• [Exercise instructions]
Type out each record word for word. Pictures stay out.

(Records drawn from a dataset)
⟨
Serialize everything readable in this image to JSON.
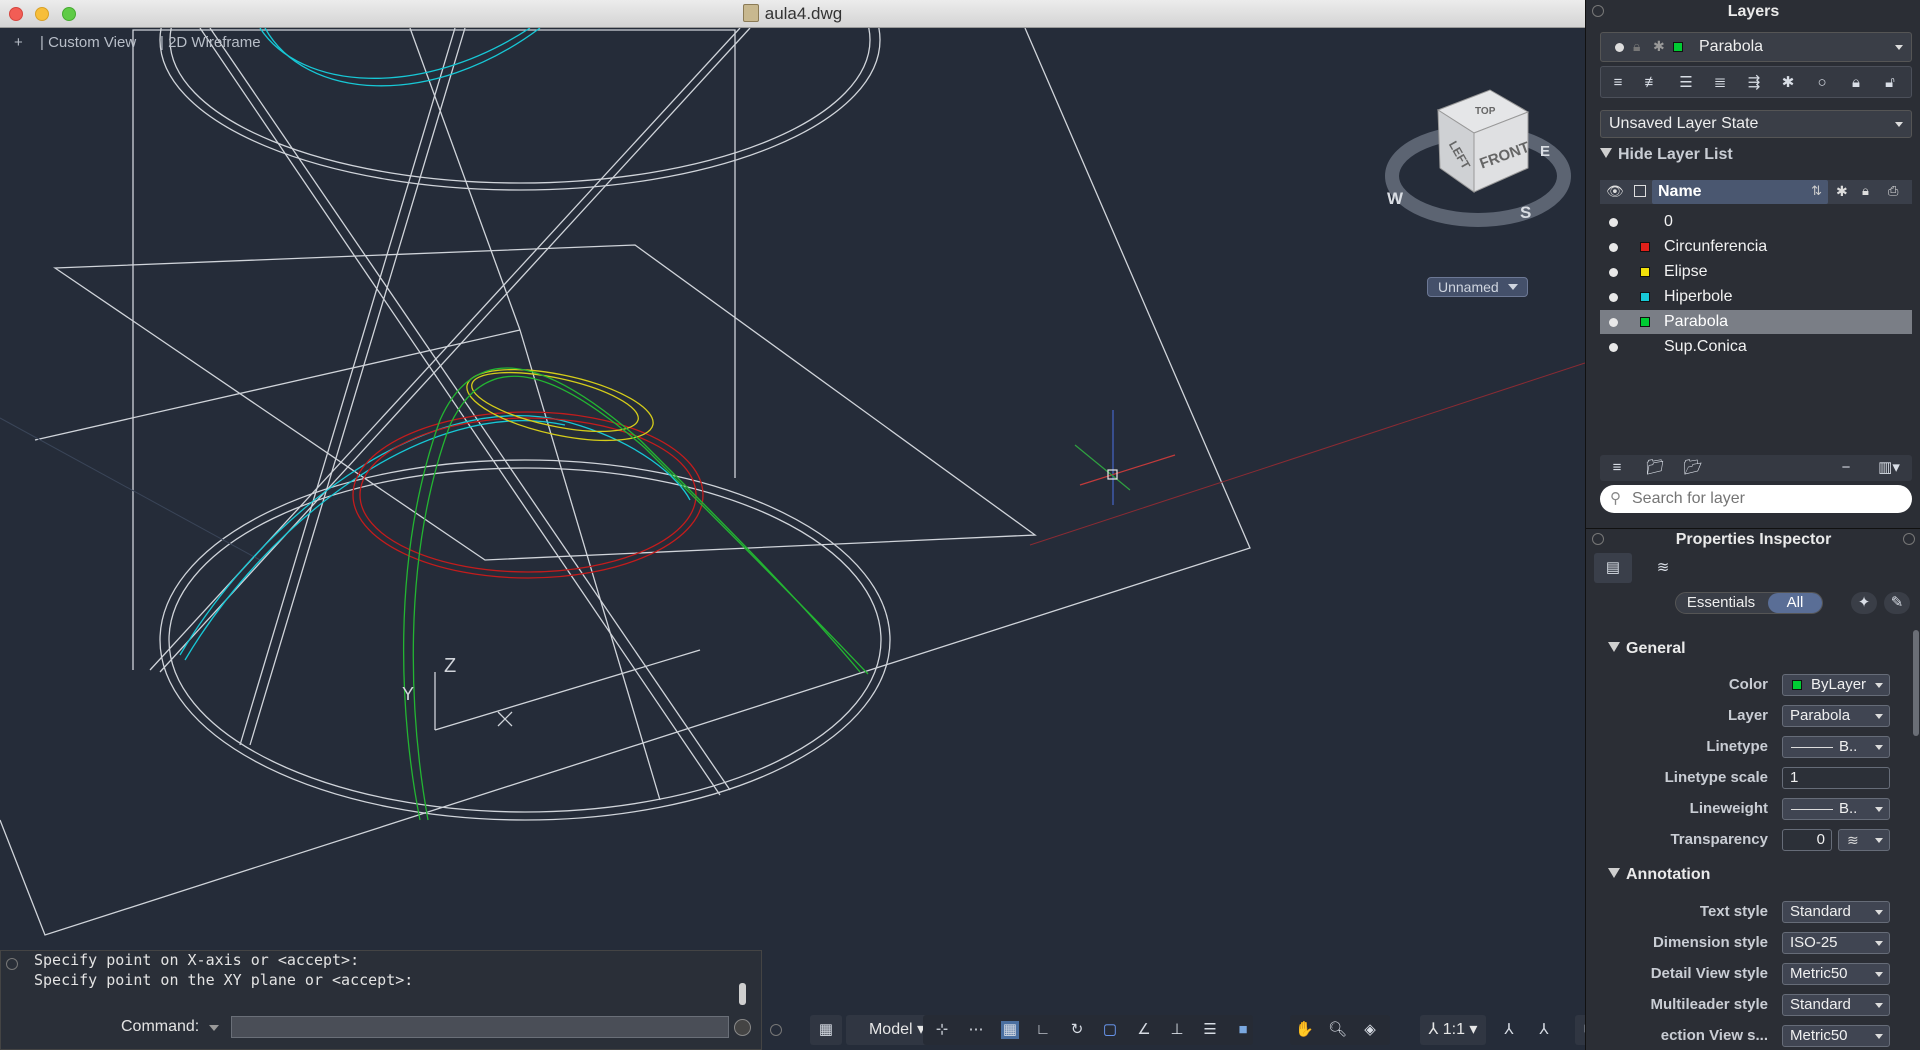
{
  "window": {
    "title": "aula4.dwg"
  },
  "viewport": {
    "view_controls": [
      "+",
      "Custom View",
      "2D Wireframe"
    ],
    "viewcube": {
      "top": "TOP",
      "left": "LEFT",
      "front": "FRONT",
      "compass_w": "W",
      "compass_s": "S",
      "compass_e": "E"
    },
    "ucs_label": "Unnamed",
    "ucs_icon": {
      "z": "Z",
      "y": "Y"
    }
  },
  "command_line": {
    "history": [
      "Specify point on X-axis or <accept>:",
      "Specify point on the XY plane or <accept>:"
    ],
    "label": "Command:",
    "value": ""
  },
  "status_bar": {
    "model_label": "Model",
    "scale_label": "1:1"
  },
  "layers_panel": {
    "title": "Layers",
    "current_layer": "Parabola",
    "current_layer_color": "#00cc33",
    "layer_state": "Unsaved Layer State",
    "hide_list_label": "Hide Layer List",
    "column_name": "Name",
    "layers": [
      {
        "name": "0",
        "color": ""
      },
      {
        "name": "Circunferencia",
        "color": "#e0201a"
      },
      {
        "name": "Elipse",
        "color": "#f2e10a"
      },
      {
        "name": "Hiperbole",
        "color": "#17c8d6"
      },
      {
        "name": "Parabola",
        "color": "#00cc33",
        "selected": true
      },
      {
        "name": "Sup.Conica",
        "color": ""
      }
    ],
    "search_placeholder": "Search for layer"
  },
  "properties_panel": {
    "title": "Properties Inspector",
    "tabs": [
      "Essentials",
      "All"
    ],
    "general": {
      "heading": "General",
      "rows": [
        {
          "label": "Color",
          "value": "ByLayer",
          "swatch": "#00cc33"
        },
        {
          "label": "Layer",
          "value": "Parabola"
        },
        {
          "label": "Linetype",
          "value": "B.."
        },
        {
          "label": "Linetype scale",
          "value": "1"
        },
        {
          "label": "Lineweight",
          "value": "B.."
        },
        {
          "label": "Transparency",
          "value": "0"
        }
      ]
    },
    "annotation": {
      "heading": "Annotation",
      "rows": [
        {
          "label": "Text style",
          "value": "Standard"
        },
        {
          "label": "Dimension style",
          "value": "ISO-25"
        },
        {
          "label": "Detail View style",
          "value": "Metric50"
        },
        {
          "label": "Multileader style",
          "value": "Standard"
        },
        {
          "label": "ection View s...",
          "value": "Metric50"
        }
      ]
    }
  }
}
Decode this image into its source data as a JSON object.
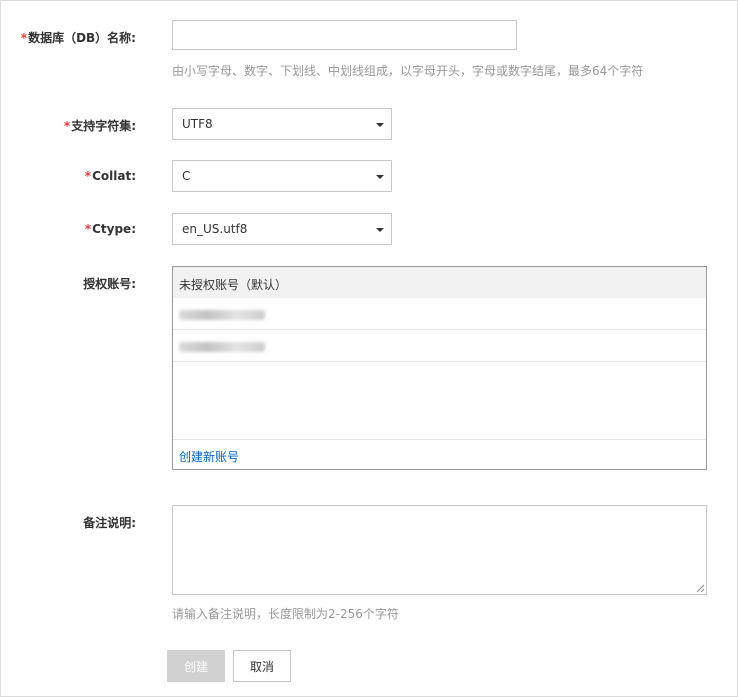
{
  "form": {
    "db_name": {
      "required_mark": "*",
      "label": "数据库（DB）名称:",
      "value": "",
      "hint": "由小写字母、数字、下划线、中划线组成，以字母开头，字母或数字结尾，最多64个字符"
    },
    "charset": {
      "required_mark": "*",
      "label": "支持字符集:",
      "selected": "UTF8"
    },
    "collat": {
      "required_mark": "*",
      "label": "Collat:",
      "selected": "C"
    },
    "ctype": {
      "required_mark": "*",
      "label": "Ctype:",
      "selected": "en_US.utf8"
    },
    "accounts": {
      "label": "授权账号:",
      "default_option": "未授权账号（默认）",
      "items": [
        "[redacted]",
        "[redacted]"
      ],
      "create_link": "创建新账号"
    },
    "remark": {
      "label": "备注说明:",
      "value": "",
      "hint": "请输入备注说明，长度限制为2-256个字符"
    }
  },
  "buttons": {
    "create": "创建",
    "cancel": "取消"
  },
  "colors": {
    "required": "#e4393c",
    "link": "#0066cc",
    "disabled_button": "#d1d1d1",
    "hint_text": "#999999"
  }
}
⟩
• [Response to this exercise]
Serialize everything readable in this image to JSON.
{
  "window": {
    "title": "aula4.dwg"
  },
  "viewport": {
    "view_controls": [
      "+",
      "Custom View",
      "2D Wireframe"
    ],
    "viewcube": {
      "top": "TOP",
      "left": "LEFT",
      "front": "FRONT",
      "compass_w": "W",
      "compass_s": "S",
      "compass_e": "E"
    },
    "ucs_label": "Unnamed",
    "ucs_icon": {
      "z": "Z",
      "y": "Y"
    }
  },
  "command_line": {
    "history": [
      "Specify point on X-axis or <accept>:",
      "Specify point on the XY plane or <accept>:"
    ],
    "label": "Command:",
    "value": ""
  },
  "status_bar": {
    "model_label": "Model",
    "scale_label": "1:1"
  },
  "layers_panel": {
    "title": "Layers",
    "current_layer": "Parabola",
    "current_layer_color": "#00cc33",
    "layer_state": "Unsaved Layer State",
    "hide_list_label": "Hide Layer List",
    "column_name": "Name",
    "layers": [
      {
        "name": "0",
        "color": ""
      },
      {
        "name": "Circunferencia",
        "color": "#e0201a"
      },
      {
        "name": "Elipse",
        "color": "#f2e10a"
      },
      {
        "name": "Hiperbole",
        "color": "#17c8d6"
      },
      {
        "name": "Parabola",
        "color": "#00cc33",
        "selected": true
      },
      {
        "name": "Sup.Conica",
        "color": ""
      }
    ],
    "search_placeholder": "Search for layer"
  },
  "properties_panel": {
    "title": "Properties Inspector",
    "tabs": [
      "Essentials",
      "All"
    ],
    "general": {
      "heading": "General",
      "rows": [
        {
          "label": "Color",
          "value": "ByLayer",
          "swatch": "#00cc33"
        },
        {
          "label": "Layer",
          "value": "Parabola"
        },
        {
          "label": "Linetype",
          "value": "B.."
        },
        {
          "label": "Linetype scale",
          "value": "1"
        },
        {
          "label": "Lineweight",
          "value": "B.."
        },
        {
          "label": "Transparency",
          "value": "0"
        }
      ]
    },
    "annotation": {
      "heading": "Annotation",
      "rows": [
        {
          "label": "Text style",
          "value": "Standard"
        },
        {
          "label": "Dimension style",
          "value": "ISO-25"
        },
        {
          "label": "Detail View style",
          "value": "Metric50"
        },
        {
          "label": "Multileader style",
          "value": "Standard"
        },
        {
          "label": "ection View s...",
          "value": "Metric50"
        }
      ]
    }
  }
}
Decode this image into its source data as a JSON object.
{
  "form": {
    "db_name": {
      "required_mark": "*",
      "label": "数据库（DB）名称:",
      "value": "",
      "hint": "由小写字母、数字、下划线、中划线组成，以字母开头，字母或数字结尾，最多64个字符"
    },
    "charset": {
      "required_mark": "*",
      "label": "支持字符集:",
      "selected": "UTF8"
    },
    "collat": {
      "required_mark": "*",
      "label": "Collat:",
      "selected": "C"
    },
    "ctype": {
      "required_mark": "*",
      "label": "Ctype:",
      "selected": "en_US.utf8"
    },
    "accounts": {
      "label": "授权账号:",
      "default_option": "未授权账号（默认）",
      "items": [
        "[redacted]",
        "[redacted]"
      ],
      "create_link": "创建新账号"
    },
    "remark": {
      "label": "备注说明:",
      "value": "",
      "hint": "请输入备注说明，长度限制为2-256个字符"
    }
  },
  "buttons": {
    "create": "创建",
    "cancel": "取消"
  },
  "colors": {
    "required": "#e4393c",
    "link": "#0066cc",
    "disabled_button": "#d1d1d1",
    "hint_text": "#999999"
  }
}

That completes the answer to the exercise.